Former OMB Director Peter Orszag writes that fixing Social Security without raising taxes implies unacceptably large benefit cuts for middle class retirees. Orszag points to his own plan with MIT Professor Peter Diamond, which would have much smaller benefit reductions by virtue of raising the payroll tax rate, increasing the current $107,000 limit on which payroll taxes apply, and instituting a 3 percent surtax on all earnings above the cap.
The problem is that the administration proposes or already has passed similar tax increases, except that the proceeds don’t go toward fixing Social Security. President Obama favors raising income tax rates on high earners and, in a more egregious act of poaching, the Affordable Care Act increases the Medicare tax rate on Americans earning over $250,000 by 0.9 percentage points and includes a 3.8 percent tax on investment income for people earning over $250,000. Say goodbye to your Social Security surtax.

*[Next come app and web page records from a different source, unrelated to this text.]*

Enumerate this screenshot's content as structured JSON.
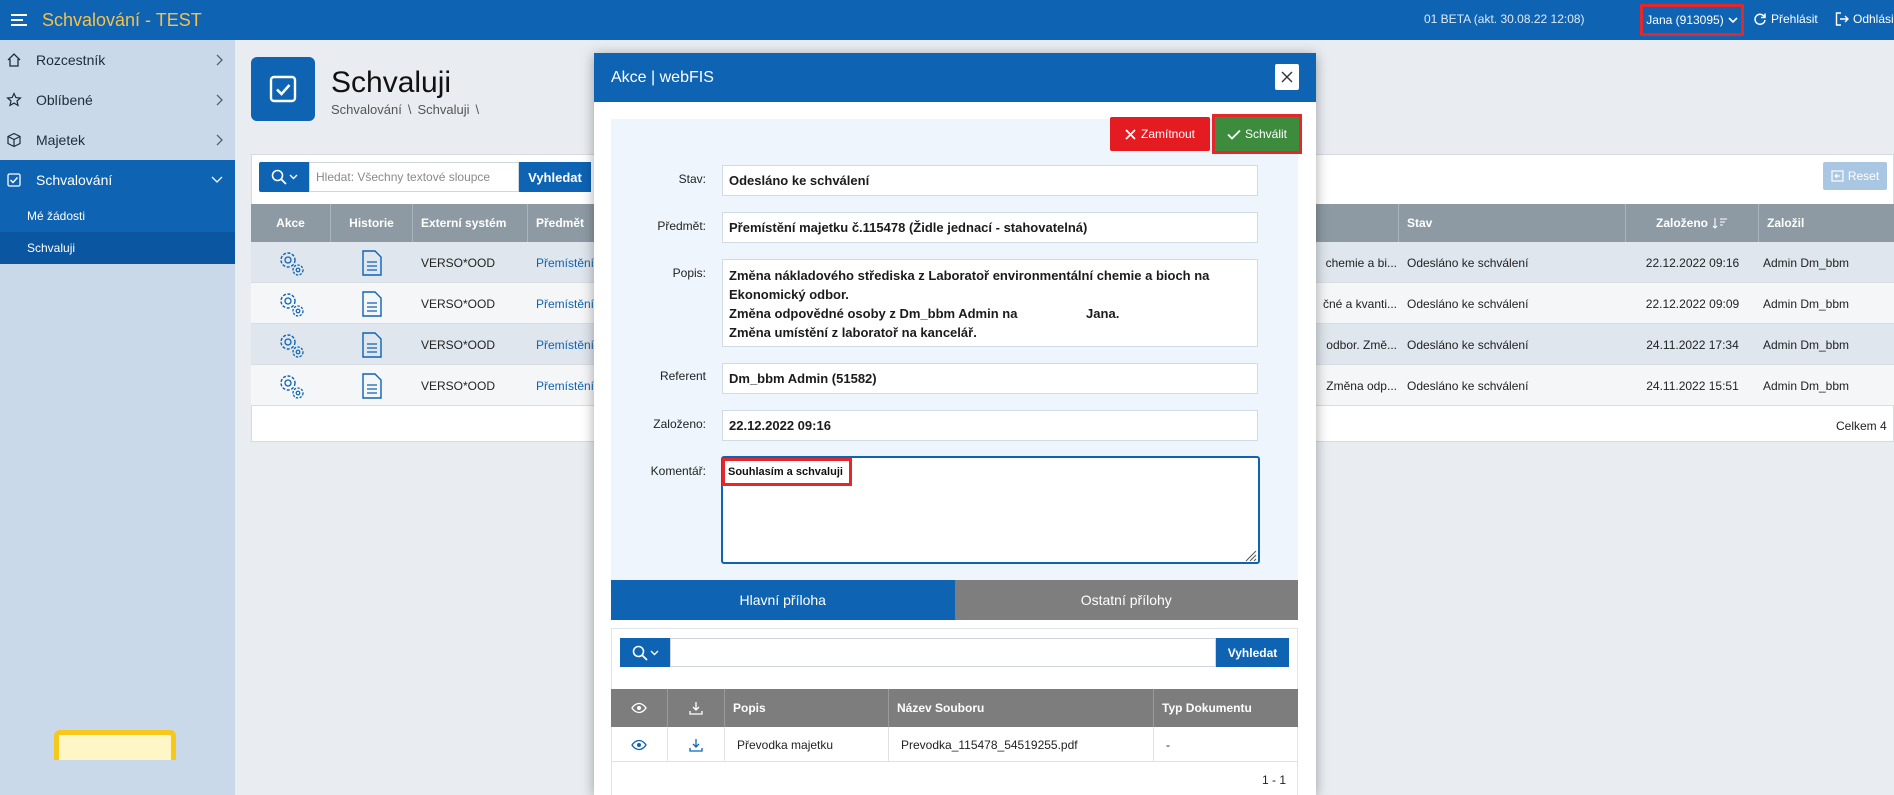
{
  "app": {
    "title": "Schvalování - TEST",
    "version": "01 BETA (akt. 30.08.22 12:08)",
    "user": "Jana (913095)",
    "relogin": "Přehlásit",
    "logout": "Odhlási"
  },
  "sidebar": {
    "items": [
      {
        "label": "Rozcestník",
        "icon": "home-icon"
      },
      {
        "label": "Oblíbené",
        "icon": "star-icon"
      },
      {
        "label": "Majetek",
        "icon": "cube-icon"
      },
      {
        "label": "Schvalování",
        "icon": "checkbox-icon"
      }
    ],
    "subitems": [
      "Mé žádosti",
      "Schvaluji"
    ]
  },
  "page": {
    "title": "Schvaluji",
    "breadcrumb": [
      "Schvalování",
      "Schvaluji"
    ]
  },
  "search": {
    "placeholder": "Hledat: Všechny textové sloupce",
    "button": "Vyhledat",
    "reset": "Reset"
  },
  "grid": {
    "columns": [
      "Akce",
      "Historie",
      "Externí systém",
      "Předmět",
      "Stav",
      "Založeno",
      "Založil"
    ],
    "rows": [
      {
        "system": "VERSO*OOD",
        "predmet": "Přemístění",
        "popis": "chemie a bi...",
        "stav": "Odesláno ke schválení",
        "zalozeno": "22.12.2022 09:16",
        "zalozil": "Admin Dm_bbm"
      },
      {
        "system": "VERSO*OOD",
        "predmet": "Přemístění",
        "popis": "čné a kvanti...",
        "stav": "Odesláno ke schválení",
        "zalozeno": "22.12.2022 09:09",
        "zalozil": "Admin Dm_bbm"
      },
      {
        "system": "VERSO*OOD",
        "predmet": "Přemístění",
        "popis": "odbor. Změ...",
        "stav": "Odesláno ke schválení",
        "zalozeno": "24.11.2022 17:34",
        "zalozil": "Admin Dm_bbm"
      },
      {
        "system": "VERSO*OOD",
        "predmet": "Přemístění",
        "popis": "Změna odp...",
        "stav": "Odesláno ke schválení",
        "zalozeno": "24.11.2022 15:51",
        "zalozil": "Admin Dm_bbm"
      }
    ],
    "total": "Celkem 4"
  },
  "modal": {
    "title": "Akce | webFIS",
    "reject": "Zamítnout",
    "approve": "Schválit",
    "fields": {
      "stav": {
        "label": "Stav:",
        "value": "Odesláno ke schválení"
      },
      "predmet": {
        "label": "Předmět:",
        "value": "Přemístění majetku č.115478 (Židle jednací - stahovatelná)"
      },
      "popis": {
        "label": "Popis:",
        "lines": [
          "Změna nákladového střediska z Laboratoř environmentální chemie a bioch na",
          "Ekonomický odbor.",
          "Změna odpovědné osoby z Dm_bbm Admin na                   Jana.",
          "Změna umístění z laboratoř na kancelář."
        ]
      },
      "referent": {
        "label": "Referent",
        "value": "Dm_bbm Admin (51582)"
      },
      "zalozeno": {
        "label": "Založeno:",
        "value": "22.12.2022 09:16"
      },
      "komentar": {
        "label": "Komentář:",
        "value": "Souhlasím a schvaluji"
      }
    },
    "tabs": [
      "Hlavní příloha",
      "Ostatní přílohy"
    ],
    "attachments": {
      "search_button": "Vyhledat",
      "columns": [
        "Popis",
        "Název Souboru",
        "Typ Dokumentu"
      ],
      "rows": [
        {
          "popis": "Převodka majetku",
          "soubor": "Prevodka_115478_54519255.pdf",
          "typ": "-"
        }
      ],
      "pager": "1 - 1"
    }
  }
}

The lesson is: you snooze, you lose. When President Obama pushes for tax increases for things he wants to do—like increasing discretionary spending and expanding health insurance coverage—he’s left with less ability to raise taxes for the things he needs to do, like fixing Social Security and Medicare. Social Security reform is more likely to involve larger benefit cuts because the administration put its wants before its needs.